Alex Wong/Getty Images Eugene Ludwig, second from left, founded Promontory Financial after serving as President Bill Clinton’s comptroller of the currency. The consulting firm is filled with so many former bureaucrats and political insiders that it has become known as Wall Street’s shadow regulator. Nearly two-thirds of its roughly 170 senior executives worked at agencies that oversee the financial industry. The founder, Eugene A. Ludwig , is a former comptroller of the currency and a law school friend of Bill Clinton ; the latest hire, Mary L.
Todd Dagres, a prominent venture capitalist and independent movie producer, earned $3.5 million in 2003, and paid not a cent in federal income tax. The IRS challenged the math, and sent Dagres a bill for $981,980 in back taxes, plus $196,369 in penalties. So Dagres lawyered up.
“I don’t want to say we’re making our own Facebook. But, we’re making our own Facebook,” said Ed Knutson, a web and mobile app developer who joined a team of activist-geeks redesigning social networking for the era of global protest.
The "Occupy Wall Street" protests are gaining momentum, having spread from a small park in New York to marches to other cities across the country. So far, the protests seem fueled by a collective sense that things in our economy are not fair or right. But the protesters have not done a good job of focusing their complaints—and thus have been skewered as malcontents who don't know what they stand for or want.
Economist Joseph Stiglitz was at the Occupy Wall Street protest in Zuccotti Park yesterday. He was joined by New York Times book reviewer a and economics columnist, Jeff Madrick . Here are some highlights:
Kalle Lasn spends most nights shuffling clippings into a binder of plastic sleeves, each of which represents one page of an issue of Adbusters , a bimonthly magazine that he founded and edits.
Clicktivism is a Trojan horse, a tactical malware, deployed by a dying American empire. What better way to cripple the revolutionary potential of a whole generation than to embed the logic of the marketplace within the very tools that would-be revolutionaries use?
A few months ago, I came across an announcement that Citigroup, the parent company of Citibank, was to be honored, along with its chief executive, Vikram Pandit, for “Advancing the Field of Asset Building in America.”
Citigroup Inc. (C) and Bank of America Corp. (BAC) were the reigning champions of finance in 2006 as home prices peaked, leading the 10 biggest U.S. banks and brokerage firms to their best year ever with $104 billion of profits.
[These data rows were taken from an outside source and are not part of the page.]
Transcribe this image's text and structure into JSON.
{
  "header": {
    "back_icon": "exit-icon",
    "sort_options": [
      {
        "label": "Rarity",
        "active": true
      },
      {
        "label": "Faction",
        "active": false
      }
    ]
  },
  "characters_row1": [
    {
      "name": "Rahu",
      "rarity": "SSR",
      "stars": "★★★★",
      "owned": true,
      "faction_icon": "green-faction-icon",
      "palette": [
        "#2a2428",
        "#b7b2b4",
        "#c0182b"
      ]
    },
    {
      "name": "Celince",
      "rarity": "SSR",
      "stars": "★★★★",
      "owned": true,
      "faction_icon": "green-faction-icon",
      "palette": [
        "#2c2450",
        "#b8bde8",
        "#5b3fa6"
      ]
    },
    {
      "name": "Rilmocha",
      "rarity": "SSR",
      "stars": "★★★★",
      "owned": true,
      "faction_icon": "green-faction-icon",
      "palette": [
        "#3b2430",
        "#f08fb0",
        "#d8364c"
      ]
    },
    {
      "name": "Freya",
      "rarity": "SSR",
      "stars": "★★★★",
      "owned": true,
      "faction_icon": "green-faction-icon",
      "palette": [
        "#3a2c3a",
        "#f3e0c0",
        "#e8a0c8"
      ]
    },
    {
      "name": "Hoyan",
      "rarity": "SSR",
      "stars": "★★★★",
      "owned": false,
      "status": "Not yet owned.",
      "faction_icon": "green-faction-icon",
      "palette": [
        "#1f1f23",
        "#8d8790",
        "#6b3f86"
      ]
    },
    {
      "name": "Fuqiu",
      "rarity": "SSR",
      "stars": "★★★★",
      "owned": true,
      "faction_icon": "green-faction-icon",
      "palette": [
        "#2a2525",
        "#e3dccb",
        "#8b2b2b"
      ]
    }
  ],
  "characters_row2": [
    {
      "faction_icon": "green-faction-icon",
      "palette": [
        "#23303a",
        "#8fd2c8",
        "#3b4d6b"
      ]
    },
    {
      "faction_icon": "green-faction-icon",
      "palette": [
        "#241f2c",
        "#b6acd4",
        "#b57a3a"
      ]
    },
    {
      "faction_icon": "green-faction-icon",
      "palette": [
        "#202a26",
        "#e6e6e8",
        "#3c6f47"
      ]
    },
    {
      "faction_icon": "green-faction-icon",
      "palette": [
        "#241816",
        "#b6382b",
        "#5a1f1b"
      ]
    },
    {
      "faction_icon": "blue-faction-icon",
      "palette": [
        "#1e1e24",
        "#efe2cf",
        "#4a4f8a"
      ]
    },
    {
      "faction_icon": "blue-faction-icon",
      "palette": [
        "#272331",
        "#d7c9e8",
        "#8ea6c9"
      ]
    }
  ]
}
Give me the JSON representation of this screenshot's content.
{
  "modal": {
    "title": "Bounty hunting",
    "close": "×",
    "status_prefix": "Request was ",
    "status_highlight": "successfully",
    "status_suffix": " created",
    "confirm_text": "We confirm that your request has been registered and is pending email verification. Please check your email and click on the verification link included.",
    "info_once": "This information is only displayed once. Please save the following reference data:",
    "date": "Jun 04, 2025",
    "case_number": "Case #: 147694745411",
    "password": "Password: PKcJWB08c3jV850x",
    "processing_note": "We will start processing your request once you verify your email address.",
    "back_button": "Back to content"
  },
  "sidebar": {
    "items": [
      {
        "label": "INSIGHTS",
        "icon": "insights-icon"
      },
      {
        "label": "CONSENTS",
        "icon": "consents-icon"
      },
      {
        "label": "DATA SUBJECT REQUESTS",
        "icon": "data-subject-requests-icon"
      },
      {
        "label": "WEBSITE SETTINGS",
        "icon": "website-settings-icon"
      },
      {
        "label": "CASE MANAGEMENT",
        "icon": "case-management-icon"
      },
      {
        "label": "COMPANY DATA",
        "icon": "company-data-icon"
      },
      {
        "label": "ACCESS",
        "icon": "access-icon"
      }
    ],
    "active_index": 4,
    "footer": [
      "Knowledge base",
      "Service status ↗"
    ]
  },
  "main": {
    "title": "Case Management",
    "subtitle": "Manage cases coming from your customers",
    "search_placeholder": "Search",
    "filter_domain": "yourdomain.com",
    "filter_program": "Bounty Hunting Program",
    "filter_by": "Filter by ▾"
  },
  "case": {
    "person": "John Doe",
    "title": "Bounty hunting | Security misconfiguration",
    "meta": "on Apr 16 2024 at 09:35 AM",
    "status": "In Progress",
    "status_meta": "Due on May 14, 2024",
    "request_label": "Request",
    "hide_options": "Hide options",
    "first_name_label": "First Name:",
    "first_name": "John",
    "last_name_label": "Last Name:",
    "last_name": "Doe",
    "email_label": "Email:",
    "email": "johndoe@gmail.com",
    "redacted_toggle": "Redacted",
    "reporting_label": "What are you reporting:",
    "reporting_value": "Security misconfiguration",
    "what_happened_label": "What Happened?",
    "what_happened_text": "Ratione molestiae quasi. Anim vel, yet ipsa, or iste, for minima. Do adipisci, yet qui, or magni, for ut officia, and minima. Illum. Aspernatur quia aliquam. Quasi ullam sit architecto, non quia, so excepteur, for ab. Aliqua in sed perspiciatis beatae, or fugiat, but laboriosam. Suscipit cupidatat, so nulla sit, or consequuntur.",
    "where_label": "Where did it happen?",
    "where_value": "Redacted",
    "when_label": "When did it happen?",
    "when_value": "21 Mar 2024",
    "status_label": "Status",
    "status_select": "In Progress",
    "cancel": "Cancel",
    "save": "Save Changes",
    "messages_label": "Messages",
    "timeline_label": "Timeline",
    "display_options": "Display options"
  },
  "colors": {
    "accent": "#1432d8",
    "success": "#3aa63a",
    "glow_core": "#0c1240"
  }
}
Treasury Secretary Henry Paulson stepped off the elevator into the Third Avenue offices of hedge fund Eton Park Capital Management LP in Manhattan. It was July 21, 2008, and market fears were mounting. Four months earlier, Bear Stearns Cos. had sold itself for just $10 a share to JPMorgan Chase & Co.
John Hammergren, CEO of healthcare provider McKesson, earned $145m last year. Photograph: George Nikitin/AP
This URL is broken. See: http://pear.ly/gtfzO by Oct 5
This URL is broken. See: http://pear.ly/gtfCy by Oct 5
Nearly four years after Washington began its huge rescues of banks with taxpayer dollars, an important player in this, one of the great financial dramas of all time, is offering a damning account of how the Bush and Obama administrations handled the whole episode. He is Neil Barofsky. Remember him — the man whose job it was to police the $700 billion ?
Illustration by Victor Juhasz April 25, 2013 1:00 PM ET C onspiracy theorists of the world, believers in the hidden hands of the Rothschilds and the Masons and the Illuminati, we skeptics owe you an apology.
In the latest of a flurry of under-the-wire lawsuits that seem to conflict with an imminent foreclosure fraud settlement, Eric Schneiderman, the Attorney General of New York and a co-chair of the federal task force looking into the residential mortgage-backed securities market, sued three banks for their use of the MERS electronic registry which resulted in fraudulent foreclosure filings.
Details of JPMorgan Chase's multibillion-dollar trading loss — brought to light by a riveting and devastating report  from the Senate Permanent Subcommittee on Investigations — demonstrate what a sham that is. Bankers aren't acting cautious and chastened.